NZ’S PORT of Tauranga has seen lower overall cargo volumes and a 24.7% slide in net profits “amid challenging trading conditions” for the six months ended December 2023.

Releasing interim results today [23 February] PoT noted a fall in earnings due mostly to a decline in imported and transhipped container numbers, combined with a rise in operating costs, including rail charges.

Total trade volumes reduced 8.5% compared with the first half of the 2023 financial year, to 11.6 million tonnes (down from 12.7 million tonnes). Container numbers reduced 15.8% to 536,930 TEU, with transhipments falling 25.1% to 119,848 TEU. Direct fdairy exports reached 949,687 tonnes, a 4.4% decrease. However, log exports were boosted by 19.2% to 3.6 million tonnes by the early harvesting and export of cyclone-damaged trees.

Group net profit after tax was NZ$47.2 million, a 24.7% decrease from $62.7 million in 1H23, while subsidiary and joint venture company earnings decreased 34.2% to $4.8 million. Operating revenue was $200.0 million, a 5.6% decrease from $211.9 million in the first half of the 2023 financial year. Operating expenses increased 2.0% to $106.3 million.

PoT chair Julia Hoare said the first half of the financial year had seen a return to more normal operating conditions following a period of extreme supply chain congestion since late 2020.
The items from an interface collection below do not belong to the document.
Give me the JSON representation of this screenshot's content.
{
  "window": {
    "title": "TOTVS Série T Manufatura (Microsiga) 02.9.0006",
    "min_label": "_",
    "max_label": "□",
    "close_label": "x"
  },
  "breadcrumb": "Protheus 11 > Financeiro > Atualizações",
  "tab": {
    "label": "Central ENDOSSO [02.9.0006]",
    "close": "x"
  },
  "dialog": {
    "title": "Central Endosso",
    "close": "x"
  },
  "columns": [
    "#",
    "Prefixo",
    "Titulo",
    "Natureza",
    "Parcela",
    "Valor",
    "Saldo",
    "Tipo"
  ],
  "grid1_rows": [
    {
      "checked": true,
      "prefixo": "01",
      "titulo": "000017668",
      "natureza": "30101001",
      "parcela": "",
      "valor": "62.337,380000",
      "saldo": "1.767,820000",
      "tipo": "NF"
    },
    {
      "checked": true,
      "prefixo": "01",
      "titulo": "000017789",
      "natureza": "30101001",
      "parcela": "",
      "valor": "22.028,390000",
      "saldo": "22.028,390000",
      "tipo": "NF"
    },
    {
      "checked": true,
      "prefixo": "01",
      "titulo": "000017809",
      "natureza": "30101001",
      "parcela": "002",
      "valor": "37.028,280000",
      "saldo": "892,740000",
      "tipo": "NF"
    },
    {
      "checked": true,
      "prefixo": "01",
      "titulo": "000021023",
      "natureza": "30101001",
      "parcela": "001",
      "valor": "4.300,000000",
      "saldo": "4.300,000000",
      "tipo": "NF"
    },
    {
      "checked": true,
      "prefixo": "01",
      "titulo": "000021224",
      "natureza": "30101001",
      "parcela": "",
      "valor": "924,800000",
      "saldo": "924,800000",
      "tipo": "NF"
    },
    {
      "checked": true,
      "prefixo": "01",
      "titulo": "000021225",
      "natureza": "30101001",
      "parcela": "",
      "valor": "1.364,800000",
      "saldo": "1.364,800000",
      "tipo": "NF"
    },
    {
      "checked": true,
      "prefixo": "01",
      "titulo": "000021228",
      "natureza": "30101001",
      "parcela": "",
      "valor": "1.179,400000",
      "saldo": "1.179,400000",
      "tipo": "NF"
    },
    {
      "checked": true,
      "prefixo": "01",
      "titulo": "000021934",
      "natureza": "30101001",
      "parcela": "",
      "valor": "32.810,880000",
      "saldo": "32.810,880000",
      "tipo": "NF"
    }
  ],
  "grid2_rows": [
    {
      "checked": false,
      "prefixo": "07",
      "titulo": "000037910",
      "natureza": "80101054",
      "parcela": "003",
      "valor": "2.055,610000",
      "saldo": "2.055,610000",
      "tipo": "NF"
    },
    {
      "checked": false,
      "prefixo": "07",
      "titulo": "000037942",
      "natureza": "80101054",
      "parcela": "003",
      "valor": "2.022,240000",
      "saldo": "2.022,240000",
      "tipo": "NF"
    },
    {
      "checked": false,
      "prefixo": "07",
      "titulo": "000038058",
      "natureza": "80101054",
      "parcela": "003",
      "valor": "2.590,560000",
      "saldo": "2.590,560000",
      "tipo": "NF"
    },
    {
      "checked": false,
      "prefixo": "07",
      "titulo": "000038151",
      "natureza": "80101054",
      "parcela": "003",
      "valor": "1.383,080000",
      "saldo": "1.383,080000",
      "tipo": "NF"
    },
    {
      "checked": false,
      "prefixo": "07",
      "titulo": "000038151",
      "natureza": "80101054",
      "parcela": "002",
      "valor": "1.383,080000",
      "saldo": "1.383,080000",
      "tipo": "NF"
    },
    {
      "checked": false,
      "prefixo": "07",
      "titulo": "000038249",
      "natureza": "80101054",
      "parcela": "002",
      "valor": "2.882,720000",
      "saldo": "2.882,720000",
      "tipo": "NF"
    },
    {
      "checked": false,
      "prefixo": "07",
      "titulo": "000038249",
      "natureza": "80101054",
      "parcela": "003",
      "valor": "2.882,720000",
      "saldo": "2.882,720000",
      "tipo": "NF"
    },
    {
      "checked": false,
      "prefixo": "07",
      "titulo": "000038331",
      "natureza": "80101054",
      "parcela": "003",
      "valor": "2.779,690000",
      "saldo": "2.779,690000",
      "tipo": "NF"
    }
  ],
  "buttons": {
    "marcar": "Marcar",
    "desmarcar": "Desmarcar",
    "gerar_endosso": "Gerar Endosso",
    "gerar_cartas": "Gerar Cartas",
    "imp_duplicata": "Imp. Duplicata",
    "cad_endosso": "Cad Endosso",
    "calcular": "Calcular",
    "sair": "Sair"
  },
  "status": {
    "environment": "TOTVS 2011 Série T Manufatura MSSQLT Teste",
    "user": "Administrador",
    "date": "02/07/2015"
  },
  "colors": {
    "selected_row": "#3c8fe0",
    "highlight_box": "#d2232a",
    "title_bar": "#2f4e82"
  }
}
“I’m pleased to report that since March 2023 we have managed to eliminate delays at the Tauranga Container Terminal with the gradual return to shipping schedule adherence after a long period of unreliability,” she said.

“Whilst we were impacted by delays caused by strike action in some Australian ports during the reporting period, service delivery to our customers continues to improve with productivity rates returning to pre-Covid levels.” Container productivity increased 5% to an average of 30.5 moves per hour.

Port of Tauranga Limited has received an interim decision from the Environment Court, provisionally granting resource consent for Stage 1 of its planned Sulphur Point wharf extension. Stage 1 involves constructing 285 metres of additional berth to the south of the port’s existing container berths, and associated dredging.

PoT chief executive, Leonard Sampson, said the port remained committed to working closely with tangata whenua and meeting the Court’s directions to provide environmental information, including additional kaimoana monitoring.

“The project is a critical piece of national infrastructure to meet the needs of NZ importers and exporters. Construction will commence as soon as resource consent is obtained,” he said.

As part of its decarbonisation strategy, Tauranga has taken delivery of a further four hybrid straddle carriers, which are approximately 25% more fuel efficient than the port’s diesel-electric models. The port’s oldest ship-to-shore container crane has been dismantled and the components for a new crane have just been delivered for assembly on site.

The outlook for the group for the second half of the 2024 financial year is expected to be mixed, PoT said. Domestic economic conditions remain challenging, and international conflicts are causing shipping delays and increases in freight costs.